I frequently find myself reminding people that “career” is not a noun; it’s a verb. We evolve, the marketplace evolves, the people around us evolve, and the organizations in which we work evolve; nothing about career is static or likely to last forever. Even if a career — such as, doctor, lawyer, fire chief — lasts years and years, the people inhabiting those roles evolve, as do the roles themselves.
It is ”normal” to get tired of whatever it is you are doing, if you are doing the same thing year after year. Instead of interpreting this feeling as negative, why not interpret it as the positive communication it is: Look at how I’ve grown! It must be time to move on. Now let me start thinking about what’s next for me on this next turn on the evolutionary spiral of my life and career. . .
Of course, at this point, I’m going to suggest that you take stock of who you are now — now that you have three or four more years of experience doing whatever you have been doing; now that you have earned more responsibility and/or authority, now that you have expanded your skills, taken more classes, have more confidence, and whatever else that comes to mind. You have so much more to offer now than you ever did in the past!

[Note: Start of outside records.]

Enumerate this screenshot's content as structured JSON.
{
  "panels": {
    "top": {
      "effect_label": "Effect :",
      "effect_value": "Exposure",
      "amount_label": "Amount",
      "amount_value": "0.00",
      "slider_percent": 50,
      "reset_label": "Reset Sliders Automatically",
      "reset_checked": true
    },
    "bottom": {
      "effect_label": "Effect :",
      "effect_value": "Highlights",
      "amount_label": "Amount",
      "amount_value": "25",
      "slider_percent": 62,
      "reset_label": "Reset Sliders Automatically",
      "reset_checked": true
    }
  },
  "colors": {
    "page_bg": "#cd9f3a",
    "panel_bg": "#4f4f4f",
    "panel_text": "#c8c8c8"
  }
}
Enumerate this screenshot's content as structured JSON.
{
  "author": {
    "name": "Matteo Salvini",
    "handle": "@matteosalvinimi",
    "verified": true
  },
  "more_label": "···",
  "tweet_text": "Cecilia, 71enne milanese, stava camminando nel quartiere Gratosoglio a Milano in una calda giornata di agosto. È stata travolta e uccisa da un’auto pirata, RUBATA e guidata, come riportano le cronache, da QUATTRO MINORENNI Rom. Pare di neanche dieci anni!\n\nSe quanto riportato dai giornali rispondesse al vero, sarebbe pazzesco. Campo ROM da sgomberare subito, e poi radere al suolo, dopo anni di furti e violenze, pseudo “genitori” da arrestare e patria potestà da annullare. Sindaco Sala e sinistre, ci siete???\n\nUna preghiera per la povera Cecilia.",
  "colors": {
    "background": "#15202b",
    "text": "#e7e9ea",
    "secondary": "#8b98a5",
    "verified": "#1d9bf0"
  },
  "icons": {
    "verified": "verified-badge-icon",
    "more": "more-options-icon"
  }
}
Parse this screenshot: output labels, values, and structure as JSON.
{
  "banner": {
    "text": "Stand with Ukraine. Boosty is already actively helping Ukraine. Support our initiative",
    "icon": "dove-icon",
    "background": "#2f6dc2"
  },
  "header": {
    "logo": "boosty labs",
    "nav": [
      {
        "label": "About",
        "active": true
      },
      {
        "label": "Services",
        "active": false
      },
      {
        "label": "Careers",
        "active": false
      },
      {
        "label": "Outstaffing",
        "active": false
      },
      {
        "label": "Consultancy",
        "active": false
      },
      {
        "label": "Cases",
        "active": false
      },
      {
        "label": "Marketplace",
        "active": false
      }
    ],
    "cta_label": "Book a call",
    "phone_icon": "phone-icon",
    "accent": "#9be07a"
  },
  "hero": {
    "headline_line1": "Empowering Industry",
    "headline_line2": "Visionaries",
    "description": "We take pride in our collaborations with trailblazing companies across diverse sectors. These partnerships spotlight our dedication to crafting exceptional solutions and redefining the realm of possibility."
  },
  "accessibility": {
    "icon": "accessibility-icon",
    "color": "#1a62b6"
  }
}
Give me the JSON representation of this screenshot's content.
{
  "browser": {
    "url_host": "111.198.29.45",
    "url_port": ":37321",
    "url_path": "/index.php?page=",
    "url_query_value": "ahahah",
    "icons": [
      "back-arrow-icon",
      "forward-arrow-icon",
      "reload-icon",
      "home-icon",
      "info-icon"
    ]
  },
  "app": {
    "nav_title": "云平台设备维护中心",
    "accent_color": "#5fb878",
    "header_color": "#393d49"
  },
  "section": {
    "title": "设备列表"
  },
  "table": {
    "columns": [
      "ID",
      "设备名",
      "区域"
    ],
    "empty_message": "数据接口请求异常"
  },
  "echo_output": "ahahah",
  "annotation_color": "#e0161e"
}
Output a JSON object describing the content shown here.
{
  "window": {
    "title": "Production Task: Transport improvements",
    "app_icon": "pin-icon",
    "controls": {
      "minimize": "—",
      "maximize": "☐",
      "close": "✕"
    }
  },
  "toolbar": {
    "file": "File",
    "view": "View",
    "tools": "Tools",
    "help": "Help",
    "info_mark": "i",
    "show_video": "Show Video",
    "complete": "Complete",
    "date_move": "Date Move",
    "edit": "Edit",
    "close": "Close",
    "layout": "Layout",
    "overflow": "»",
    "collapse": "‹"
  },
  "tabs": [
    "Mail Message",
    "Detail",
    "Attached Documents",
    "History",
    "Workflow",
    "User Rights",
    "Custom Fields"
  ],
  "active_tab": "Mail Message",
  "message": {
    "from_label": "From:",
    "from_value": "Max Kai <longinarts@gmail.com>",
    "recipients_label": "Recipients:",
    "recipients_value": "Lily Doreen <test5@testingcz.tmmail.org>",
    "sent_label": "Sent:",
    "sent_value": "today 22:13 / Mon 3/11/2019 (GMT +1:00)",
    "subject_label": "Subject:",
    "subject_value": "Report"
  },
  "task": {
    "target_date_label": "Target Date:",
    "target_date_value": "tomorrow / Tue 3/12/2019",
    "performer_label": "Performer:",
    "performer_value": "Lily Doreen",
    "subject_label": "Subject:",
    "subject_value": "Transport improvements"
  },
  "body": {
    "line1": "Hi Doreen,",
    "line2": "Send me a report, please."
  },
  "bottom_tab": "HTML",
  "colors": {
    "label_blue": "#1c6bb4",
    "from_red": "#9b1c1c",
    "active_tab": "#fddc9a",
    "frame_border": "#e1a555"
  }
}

You can and should also take a good, hard look at all the things you don’t like and that you never want to do again! This can actually be fun because — guess what? — you don’t ever have to do them again if you stick to your metaphorical guns. You don’t have to drag skills around on your resume that you really don’t want to use anymore. Just because you can do something, doesn’t mean you have to keep doing it. I’ve helped many clients get rid of thing on their resumes that they don’t want to do anymore, and to a one, they feel liberated and more authentic.
In a resume, you should be emphasizing the skills you WANT to repeat and de-emphasizing or deleting skills you are tired of or found out you hated. You are not handcuffed to every little thing you ever did. Along this line, you can actually take off your resume short-lived jobs that were just a bad dream. You can shift things from the foreground of your resume to the background or leave them off altogether. You don’t want a suspiciously-spotty resume, but no use talking about irrelevant experiences, like the time you worked as a dealer in Vegas, or as a Santa Claus at Macy’s.
Whatever your “next step” is, it should be a stretch, give you a few butterflies in your stomach, not something completely comfortable or a familiar re-run of the job you just left or are leaving. That’s a sure way to become bored right off the bat. If you are attracted to a certain opportunity that you find on your internet search, what is the automatic narrative that pops in your mind when you feel an inner yes? That could very well tell you what to put in your cover letter and what will be the basis of your interview once you get one. You don’t have to have done the exact same thing in order to get the interview, but you do have to be able to explain why you think this is the right role for you and what in your actual experience and personality has prepared you for this next step.
Go ahead, say it!